Assumption No. 3) Inhabitants of conflict zones aren’t capable of resolving their own predicament. During my research on conflicts from Afghanistan to Israel to East Timor, I heard statements that outsiders, not those living in conflict, have the expertise, qualities and capacities to fix the situation. Other scholars also discuss the assumption that foreign interveners have what local people lack and need.
Here’s the problem: International peacebuilders commonly assume that local leaders are corrupt, incompetent and/or uninterested in building peace without outside assistance and motivation. In my interviews in Congo, these negative perceptions reached such a point that foreign peacebuilders emphasized how “surprised” they were to meet hard-working citizens and authorities who were not corrupt or did not try to abuse their positions of power.
But of course outsiders don’t necessarily have the knowledge to build peace in host countries.
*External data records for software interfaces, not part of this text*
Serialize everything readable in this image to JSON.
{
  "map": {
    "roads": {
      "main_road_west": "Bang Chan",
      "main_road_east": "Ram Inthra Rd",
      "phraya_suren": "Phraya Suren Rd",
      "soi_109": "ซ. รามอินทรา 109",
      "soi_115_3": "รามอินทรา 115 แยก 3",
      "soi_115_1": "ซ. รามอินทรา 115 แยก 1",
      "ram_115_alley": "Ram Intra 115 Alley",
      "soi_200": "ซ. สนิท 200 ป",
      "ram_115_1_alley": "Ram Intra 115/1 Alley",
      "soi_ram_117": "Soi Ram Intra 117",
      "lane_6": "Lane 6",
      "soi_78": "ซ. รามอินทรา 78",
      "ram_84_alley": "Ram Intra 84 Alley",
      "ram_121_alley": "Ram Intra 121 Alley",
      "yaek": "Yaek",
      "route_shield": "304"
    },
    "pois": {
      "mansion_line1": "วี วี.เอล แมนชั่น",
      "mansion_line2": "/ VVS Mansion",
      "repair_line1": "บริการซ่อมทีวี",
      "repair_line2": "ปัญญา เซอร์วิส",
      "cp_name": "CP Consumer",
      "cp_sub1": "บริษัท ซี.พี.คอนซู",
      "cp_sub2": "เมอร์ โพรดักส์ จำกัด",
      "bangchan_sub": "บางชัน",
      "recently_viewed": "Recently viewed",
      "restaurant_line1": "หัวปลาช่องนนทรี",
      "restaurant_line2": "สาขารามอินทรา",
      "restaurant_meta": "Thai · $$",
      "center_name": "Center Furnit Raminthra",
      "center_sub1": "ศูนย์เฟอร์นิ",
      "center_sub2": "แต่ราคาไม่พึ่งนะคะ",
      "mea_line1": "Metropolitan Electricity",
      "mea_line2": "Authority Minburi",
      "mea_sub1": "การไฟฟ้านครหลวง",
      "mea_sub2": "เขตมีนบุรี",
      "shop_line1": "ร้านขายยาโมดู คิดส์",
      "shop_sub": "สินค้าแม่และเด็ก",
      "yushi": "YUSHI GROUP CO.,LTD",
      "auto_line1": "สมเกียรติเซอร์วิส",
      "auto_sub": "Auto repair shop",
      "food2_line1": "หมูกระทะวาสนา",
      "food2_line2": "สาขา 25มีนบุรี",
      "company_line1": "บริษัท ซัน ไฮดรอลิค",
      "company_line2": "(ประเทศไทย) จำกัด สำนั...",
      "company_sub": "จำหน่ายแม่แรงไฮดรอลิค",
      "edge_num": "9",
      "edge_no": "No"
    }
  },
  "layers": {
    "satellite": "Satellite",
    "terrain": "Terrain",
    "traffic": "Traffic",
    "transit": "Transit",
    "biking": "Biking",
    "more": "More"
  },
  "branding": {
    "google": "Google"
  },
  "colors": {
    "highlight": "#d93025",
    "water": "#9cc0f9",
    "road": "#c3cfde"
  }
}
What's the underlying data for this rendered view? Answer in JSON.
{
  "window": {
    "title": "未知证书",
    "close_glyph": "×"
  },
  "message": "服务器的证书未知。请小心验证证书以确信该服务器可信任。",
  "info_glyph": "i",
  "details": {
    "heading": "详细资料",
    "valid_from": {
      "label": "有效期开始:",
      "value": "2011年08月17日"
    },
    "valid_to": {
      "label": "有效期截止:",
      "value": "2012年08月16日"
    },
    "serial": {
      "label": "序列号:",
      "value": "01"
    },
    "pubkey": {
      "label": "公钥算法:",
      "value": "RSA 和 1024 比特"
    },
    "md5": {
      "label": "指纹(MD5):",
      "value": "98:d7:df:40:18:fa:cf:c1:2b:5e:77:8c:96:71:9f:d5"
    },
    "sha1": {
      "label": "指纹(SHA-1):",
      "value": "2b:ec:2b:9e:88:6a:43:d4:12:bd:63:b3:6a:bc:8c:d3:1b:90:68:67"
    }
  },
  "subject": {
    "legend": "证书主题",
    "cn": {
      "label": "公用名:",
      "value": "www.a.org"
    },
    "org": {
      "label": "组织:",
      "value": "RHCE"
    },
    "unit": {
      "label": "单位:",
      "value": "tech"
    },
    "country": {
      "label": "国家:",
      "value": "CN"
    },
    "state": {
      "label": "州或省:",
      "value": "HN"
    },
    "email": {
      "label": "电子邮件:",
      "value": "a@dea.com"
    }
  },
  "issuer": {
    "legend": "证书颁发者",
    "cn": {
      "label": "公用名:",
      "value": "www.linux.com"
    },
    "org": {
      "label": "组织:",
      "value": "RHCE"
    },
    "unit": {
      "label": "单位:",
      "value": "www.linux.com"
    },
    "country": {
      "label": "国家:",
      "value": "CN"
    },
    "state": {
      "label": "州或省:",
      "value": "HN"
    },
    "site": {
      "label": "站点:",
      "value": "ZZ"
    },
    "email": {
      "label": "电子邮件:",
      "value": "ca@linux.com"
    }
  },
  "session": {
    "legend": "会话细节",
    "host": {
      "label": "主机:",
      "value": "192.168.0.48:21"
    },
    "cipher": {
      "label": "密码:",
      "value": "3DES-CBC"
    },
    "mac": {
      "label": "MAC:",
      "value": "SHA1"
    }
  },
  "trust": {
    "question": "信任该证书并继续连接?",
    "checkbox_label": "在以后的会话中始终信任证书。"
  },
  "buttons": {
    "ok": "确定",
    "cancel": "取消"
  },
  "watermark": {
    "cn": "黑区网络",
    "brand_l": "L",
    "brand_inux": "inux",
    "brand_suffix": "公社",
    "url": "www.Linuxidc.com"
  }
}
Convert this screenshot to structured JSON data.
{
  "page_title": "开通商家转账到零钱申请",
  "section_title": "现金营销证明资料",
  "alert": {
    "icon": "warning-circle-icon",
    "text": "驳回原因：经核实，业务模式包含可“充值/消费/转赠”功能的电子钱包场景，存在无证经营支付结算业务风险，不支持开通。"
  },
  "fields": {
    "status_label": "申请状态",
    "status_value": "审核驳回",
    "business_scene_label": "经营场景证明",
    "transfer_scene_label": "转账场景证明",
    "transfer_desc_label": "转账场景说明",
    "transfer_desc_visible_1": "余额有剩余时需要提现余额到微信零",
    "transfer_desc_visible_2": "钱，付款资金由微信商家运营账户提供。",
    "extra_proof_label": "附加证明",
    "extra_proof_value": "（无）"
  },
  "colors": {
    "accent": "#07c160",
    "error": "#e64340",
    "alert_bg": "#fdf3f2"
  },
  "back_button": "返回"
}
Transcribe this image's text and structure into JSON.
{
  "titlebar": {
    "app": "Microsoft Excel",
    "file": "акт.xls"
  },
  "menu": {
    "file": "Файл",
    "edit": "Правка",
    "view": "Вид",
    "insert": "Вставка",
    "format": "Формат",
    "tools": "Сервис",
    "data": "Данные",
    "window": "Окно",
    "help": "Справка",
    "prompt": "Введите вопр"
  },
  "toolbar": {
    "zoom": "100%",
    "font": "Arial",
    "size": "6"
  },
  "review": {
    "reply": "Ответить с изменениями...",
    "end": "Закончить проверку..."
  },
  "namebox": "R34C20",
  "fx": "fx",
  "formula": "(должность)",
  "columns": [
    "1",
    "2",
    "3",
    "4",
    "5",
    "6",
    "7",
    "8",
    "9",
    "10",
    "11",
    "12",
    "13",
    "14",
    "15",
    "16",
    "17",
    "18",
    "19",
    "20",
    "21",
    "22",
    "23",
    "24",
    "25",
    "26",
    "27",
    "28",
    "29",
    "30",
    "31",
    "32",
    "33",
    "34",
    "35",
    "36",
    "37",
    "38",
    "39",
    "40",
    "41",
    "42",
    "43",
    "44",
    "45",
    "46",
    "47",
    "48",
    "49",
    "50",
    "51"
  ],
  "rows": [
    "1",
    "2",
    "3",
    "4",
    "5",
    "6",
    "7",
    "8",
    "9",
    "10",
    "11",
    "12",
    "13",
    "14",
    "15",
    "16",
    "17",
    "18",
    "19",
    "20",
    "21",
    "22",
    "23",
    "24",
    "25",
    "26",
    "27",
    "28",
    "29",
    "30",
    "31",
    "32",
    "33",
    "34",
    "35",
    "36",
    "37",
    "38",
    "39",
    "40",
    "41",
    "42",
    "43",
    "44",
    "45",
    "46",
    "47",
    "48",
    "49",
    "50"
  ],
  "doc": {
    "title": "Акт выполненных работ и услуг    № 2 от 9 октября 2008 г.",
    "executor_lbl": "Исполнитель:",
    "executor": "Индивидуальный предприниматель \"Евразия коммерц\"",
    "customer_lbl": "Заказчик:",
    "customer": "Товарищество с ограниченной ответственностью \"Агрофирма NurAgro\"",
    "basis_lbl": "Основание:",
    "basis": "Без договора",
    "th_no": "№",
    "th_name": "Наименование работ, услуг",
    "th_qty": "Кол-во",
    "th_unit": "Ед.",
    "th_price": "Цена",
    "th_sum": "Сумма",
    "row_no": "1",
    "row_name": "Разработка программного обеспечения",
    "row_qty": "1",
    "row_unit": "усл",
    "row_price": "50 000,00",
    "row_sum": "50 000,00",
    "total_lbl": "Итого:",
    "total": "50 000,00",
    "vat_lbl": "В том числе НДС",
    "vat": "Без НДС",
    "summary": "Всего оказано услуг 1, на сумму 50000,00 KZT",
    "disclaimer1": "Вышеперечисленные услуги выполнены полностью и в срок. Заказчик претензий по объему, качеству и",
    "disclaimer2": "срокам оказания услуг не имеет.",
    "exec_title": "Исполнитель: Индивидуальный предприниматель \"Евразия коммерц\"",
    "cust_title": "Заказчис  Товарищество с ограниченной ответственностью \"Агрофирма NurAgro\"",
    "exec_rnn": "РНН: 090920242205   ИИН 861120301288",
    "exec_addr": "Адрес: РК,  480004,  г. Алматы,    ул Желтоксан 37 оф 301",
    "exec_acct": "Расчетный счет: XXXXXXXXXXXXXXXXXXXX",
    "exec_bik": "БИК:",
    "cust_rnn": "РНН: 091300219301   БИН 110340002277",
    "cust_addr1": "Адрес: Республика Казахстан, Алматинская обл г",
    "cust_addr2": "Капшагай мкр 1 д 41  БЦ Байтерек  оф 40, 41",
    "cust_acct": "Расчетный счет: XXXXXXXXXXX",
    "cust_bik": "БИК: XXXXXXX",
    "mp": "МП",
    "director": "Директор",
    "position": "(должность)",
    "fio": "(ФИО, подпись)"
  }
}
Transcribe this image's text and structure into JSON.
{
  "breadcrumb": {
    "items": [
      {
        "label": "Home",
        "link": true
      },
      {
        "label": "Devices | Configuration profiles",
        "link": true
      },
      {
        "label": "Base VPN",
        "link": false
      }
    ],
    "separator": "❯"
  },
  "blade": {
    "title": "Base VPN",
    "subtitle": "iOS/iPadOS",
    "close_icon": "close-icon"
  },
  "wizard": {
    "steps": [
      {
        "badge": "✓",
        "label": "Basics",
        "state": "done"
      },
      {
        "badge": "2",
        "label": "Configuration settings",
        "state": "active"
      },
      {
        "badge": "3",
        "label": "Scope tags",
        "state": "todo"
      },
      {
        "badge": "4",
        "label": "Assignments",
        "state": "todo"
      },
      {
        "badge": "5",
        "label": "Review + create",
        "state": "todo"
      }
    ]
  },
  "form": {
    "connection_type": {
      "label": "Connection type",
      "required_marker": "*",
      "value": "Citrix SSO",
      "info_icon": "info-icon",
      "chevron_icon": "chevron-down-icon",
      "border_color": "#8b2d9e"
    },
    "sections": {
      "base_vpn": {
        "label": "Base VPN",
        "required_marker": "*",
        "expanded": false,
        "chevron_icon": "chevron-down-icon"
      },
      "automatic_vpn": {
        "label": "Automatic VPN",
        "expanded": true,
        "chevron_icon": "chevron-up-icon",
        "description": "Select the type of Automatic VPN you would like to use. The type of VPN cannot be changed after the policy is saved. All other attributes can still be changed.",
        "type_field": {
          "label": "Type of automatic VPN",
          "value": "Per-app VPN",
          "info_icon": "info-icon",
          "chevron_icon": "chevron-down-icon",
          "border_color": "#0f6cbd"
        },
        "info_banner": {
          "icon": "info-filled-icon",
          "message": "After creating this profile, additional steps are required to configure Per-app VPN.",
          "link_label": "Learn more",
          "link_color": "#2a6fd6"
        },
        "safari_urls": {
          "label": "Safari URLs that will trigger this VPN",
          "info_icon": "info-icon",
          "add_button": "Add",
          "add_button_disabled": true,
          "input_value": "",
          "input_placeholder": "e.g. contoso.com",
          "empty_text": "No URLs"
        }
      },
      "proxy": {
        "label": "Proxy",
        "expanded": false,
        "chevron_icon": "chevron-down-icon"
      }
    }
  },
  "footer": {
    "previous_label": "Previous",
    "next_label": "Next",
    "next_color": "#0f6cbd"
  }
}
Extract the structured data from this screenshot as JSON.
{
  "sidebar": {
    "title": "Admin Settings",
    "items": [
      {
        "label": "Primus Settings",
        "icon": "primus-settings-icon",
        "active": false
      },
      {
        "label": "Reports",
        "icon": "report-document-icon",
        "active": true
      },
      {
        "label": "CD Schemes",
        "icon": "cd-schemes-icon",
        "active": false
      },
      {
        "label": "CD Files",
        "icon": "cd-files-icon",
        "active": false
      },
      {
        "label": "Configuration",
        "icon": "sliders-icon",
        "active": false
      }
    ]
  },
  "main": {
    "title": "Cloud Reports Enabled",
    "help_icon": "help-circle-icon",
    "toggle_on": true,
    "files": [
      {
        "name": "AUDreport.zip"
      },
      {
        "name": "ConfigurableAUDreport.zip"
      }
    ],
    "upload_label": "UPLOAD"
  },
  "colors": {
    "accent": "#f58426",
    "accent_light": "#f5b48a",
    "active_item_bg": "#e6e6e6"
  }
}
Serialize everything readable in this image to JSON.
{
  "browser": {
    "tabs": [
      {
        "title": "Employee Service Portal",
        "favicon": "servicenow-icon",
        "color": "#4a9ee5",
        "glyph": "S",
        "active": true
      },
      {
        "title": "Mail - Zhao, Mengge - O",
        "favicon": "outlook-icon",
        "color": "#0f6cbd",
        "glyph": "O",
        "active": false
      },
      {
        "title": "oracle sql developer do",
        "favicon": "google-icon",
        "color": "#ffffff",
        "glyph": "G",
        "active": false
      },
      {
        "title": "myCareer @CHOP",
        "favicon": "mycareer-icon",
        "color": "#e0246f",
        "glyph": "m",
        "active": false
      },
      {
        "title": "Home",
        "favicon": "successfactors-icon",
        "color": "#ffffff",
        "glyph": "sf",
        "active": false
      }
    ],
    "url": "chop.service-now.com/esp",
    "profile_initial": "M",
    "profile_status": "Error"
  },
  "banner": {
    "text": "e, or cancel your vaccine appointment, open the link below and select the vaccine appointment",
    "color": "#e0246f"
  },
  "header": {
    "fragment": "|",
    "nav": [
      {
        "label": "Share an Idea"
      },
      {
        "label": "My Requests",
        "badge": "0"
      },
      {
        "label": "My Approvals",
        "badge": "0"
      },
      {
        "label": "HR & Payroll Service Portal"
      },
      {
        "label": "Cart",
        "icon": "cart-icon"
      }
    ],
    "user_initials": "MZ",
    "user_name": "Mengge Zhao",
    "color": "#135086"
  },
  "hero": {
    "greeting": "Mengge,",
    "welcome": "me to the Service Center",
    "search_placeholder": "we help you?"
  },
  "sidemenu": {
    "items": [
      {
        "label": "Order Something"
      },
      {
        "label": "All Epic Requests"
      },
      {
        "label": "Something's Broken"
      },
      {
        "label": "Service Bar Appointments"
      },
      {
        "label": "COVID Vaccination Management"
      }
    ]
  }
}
They may not speak local languages, understand local customs or have the in-depth knowledge of local history necessary to comprehend and resolve the deep sources of tensions. And all societies — even those at war — tend to have local systems and skills to resolve conflicts.
Foreign and local peacebuilders are most successful when they work together
Communities that “opted out of war” — such as in Colombia, the Philippines and Sri Lanka — developed strategies to remain peaceful while surrounded by extensive violence. Foreign interveners came up with the concept of “peace zones,” but let local people decide how to implement this idea. Both insiders and outsiders then used international public opinion to prevent surrounding armed groups from attacking the peace zones.
At times, international peace programs rely on these three unsupported and flawed assumptions. And these foreign efforts may end up being ineffective, or even counterproductive.
In contrast, when international peacebuilders recognize that undesirable practices may actually dampen violence, formal peace efforts are not always needed or insiders have the ability to resolve conflicts, they are much more successful at supporting local efforts to build long-term, sustainable peace.
Séverine Autesserre is an Andrew Carnegie Fellow and an associate professor of political science at Barnard College, Columbia University. She is the author of “Peaceland” (Cambridge University Press 2014) and “The Trouble With the Congo” (Cambridge University Press 2010). Follow her on Twitter at @SeverineAR.